That percentage is astronomically high. Based on results from the study, nearly 80 percent of teens, by age 13, have at least one social media account. Television has a tremendous impact on the American culture. Another statistic, stated by the Media Awareness Network, is that the average model weighed 8 percent less than the average women twenty years ago, compared to models weighing 23 percent less today. Using travel photos as a control to fitspiration may not have isolated the variable of interest and resulted in inaccurate findings.
Body Image – Advertising and Magazines
What a new study reveals about selfies and teenage body image
He might show this by:. Today's models weigh 23 percent less than the average woman, while the average model two decades ago weighed eight percent less than the average woman. A lot of previous research has shown that girls have negative body image, but boys don't think much about their appearance. The problem with this is the media has a specific way of doing things and can be negative to a susceptible teenage girl. Facebook photo activity associated with body image disturbance in adolescent girls. Although there are several benefits associated with the use of social media , specifically image based social media , some uses of these platforms may lead to potentially unwanted effects.

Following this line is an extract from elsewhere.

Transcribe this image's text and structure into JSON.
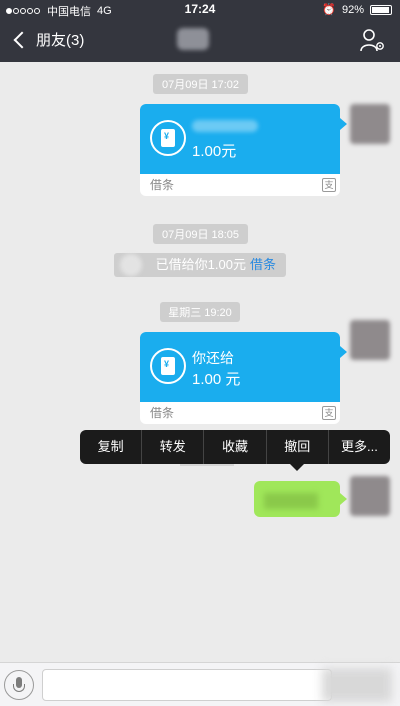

The popular media does have a big impact, though"  This is because thousands of advertisements contain messages about physical attractiveness and beauty , examples of which include commercials for clothes, cosmetics, weight reduction, and physical fitness. A lot of previous research has shown that girls have negative body image, but boys don't think much about their appearance. Body image is so much more than that. In the past fifty years the number of adolescent girls developing eating disorders increased just as television, advertisements, and magazines were becoming a social norm that. The primary image based social media platforms this review examines are Pinterest, Instagram and Facebook. Physical attractiveness stereotyping as an instrument of sexism on american television commercials".